The pair are Florida for less than an hour before Zola starts to sense some darker motives on the part of Stefanie and her ‘roommate’/pimp Abegunde (Colman Domingo), as they stuff Stefanie’s boyfriend Derrek (Succession’s Nicholas Braun) in a grimy motel and the assignment of stripping changes to one of prostitution. It sounds like a grim story on paper, and it certainly is nasty at points, but it’s also incredibly funny and moves at lightning speed, totally gripping throughout.
Director Janicza Bravo knows how to keep your head spinning with consistent surprises, both plot-wise and stylistically. Though we do very occasionally see the world through the eyes of Zola or Stefanie’s phones, Bravo never descends into the cliches you might expect in a social media-based story, instead going for a more throwback style that is at once invitingly immersive and horribly sleazy.
Fantastical imagery and music cues – Mica Levi’s score yet again proving why she’s the absolute best in the business – draw you further into Zola’s high-tempo trance whilst the quick-fire dialogue can leave you scrambling for breath. Bravo and co-writer Jeremy O Harris focus in on the speaking patterns of online discourse – sometimes with helpfully subtitles for older, whiter audience members – making for conversations that can be both alienating and gratingly familiar. You really feel like you’re in the room with these people, and it’s intoxicating and unpleasant – by the time Zola finally breaks free of Tampa, you’re almost as tired as she is.
Barely a scene passes without a laugh or a gasp – or, in the case of a stomach-turning montage of clients’ awful penises, a combination of the two – as the stakes escalate further and further until everyone is in way over their heads. With such a heightened tone, the cast do a fantastic job of keeping their fears and frustrations grounded. Paige’s performance is pretty reactive, but no less compelling for it, while Keough outdoes herself playing not just the character of Stefanie but almost an embodiment of whiteness itself. Meanwhile, Braun of course earns the lion’s share of laughs (it’s a brilliant piece of casting, one of the few actors who can be funny in the mere act of existing) and Domingo is genuinely astonishing.
His Abegunde is mercurial and terrifying, switching on a dime between American and Nigerian accents in a searingly unpredictable, yet often still charming, display. It’s up there with Carrie Coon in The Nest as my favourite bit of acting of the year, and finally shows Domingo at the peak of his potential after quietly but consistently impressing in smaller roles in the past few years.

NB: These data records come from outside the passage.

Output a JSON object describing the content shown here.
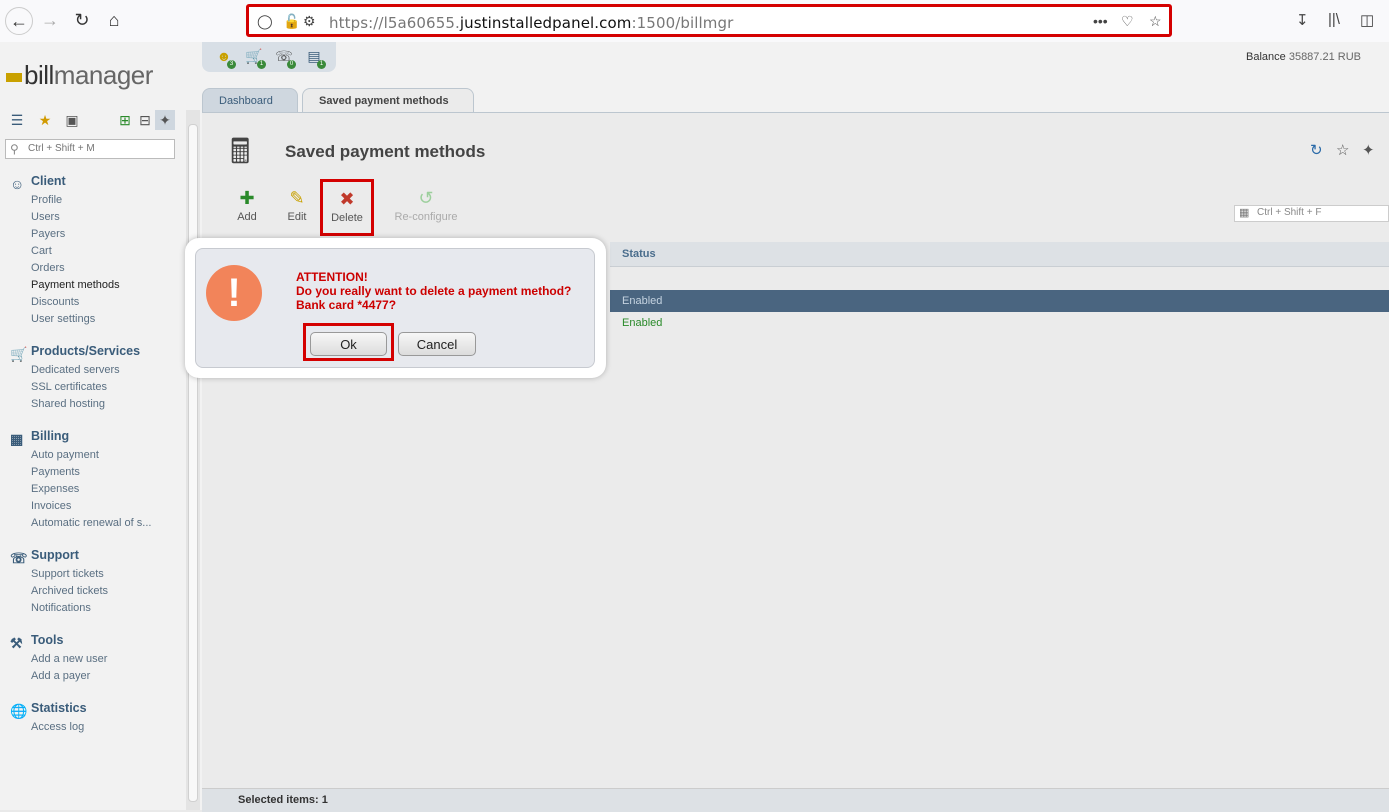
{
  "browser": {
    "url_prefix": "https://l5a60655.",
    "url_domain": "justinstalledpanel.com",
    "url_suffix": ":1500/billmgr",
    "icons": [
      "back-icon",
      "forward-icon",
      "reload-icon",
      "home-icon",
      "shield-icon",
      "lock-warning-icon",
      "permissions-icon",
      "more-icon",
      "pocket-icon",
      "bookmark-star-icon",
      "download-icon",
      "library-icon",
      "sidebar-icon"
    ]
  },
  "logo": {
    "part1": "bill",
    "part2": "manager"
  },
  "sidebar": {
    "search_placeholder": "Ctrl + Shift + M",
    "sections": [
      {
        "title": "Client",
        "icon": "person-icon",
        "items": [
          "Profile",
          "Users",
          "Payers",
          "Cart",
          "Orders",
          "Payment methods",
          "Discounts",
          "User settings"
        ]
      },
      {
        "title": "Products/Services",
        "icon": "cart-icon",
        "items": [
          "Dedicated servers",
          "SSL certificates",
          "Shared hosting"
        ]
      },
      {
        "title": "Billing",
        "icon": "cash-register-icon",
        "items": [
          "Auto payment",
          "Payments",
          "Expenses",
          "Invoices",
          "Automatic renewal of s..."
        ]
      },
      {
        "title": "Support",
        "icon": "headset-icon",
        "items": [
          "Support tickets",
          "Archived tickets",
          "Notifications"
        ]
      },
      {
        "title": "Tools",
        "icon": "tools-icon",
        "items": [
          "Add a new user",
          "Add a payer"
        ]
      },
      {
        "title": "Statistics",
        "icon": "globe-icon",
        "items": [
          "Access log"
        ]
      }
    ],
    "active_item": "Payment methods"
  },
  "header": {
    "badges": [
      "3",
      "1",
      "0",
      "1"
    ],
    "balance_label": "Balance",
    "balance_value": "35887.21 RUB"
  },
  "tabs": [
    {
      "label": "Dashboard"
    },
    {
      "label": "Saved payment methods"
    }
  ],
  "page": {
    "title": "Saved payment methods",
    "toolbar": {
      "add": "Add",
      "edit": "Edit",
      "delete": "Delete",
      "reconfigure": "Re-configure"
    },
    "filter_placeholder": "Ctrl + Shift + F",
    "column_status": "Status",
    "rows": [
      {
        "status": "Enabled",
        "selected": true
      },
      {
        "status": "Enabled",
        "selected": false
      }
    ],
    "status_bar": "Selected items: 1"
  },
  "dialog": {
    "line1": "ATTENTION!",
    "line2": "Do you really want to delete a payment method?",
    "line3": "Bank card *4477?",
    "ok": "Ok",
    "cancel": "Cancel"
  }
}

Bravo has a lot to juggle in Zola, from the pitch-perfect performances to wild action that feels like a mix between The Neon Demon and the work of Sean Baker to commentary on the fraught and exhausting nature of living your life one social media post at a time. As a balancing act, Zola is a magnificent testament to Bravo’s confidence and skill as a filmmaker, and as a comedy thriller, it’s one of the most deliriously fun times you could have at the cinema this year.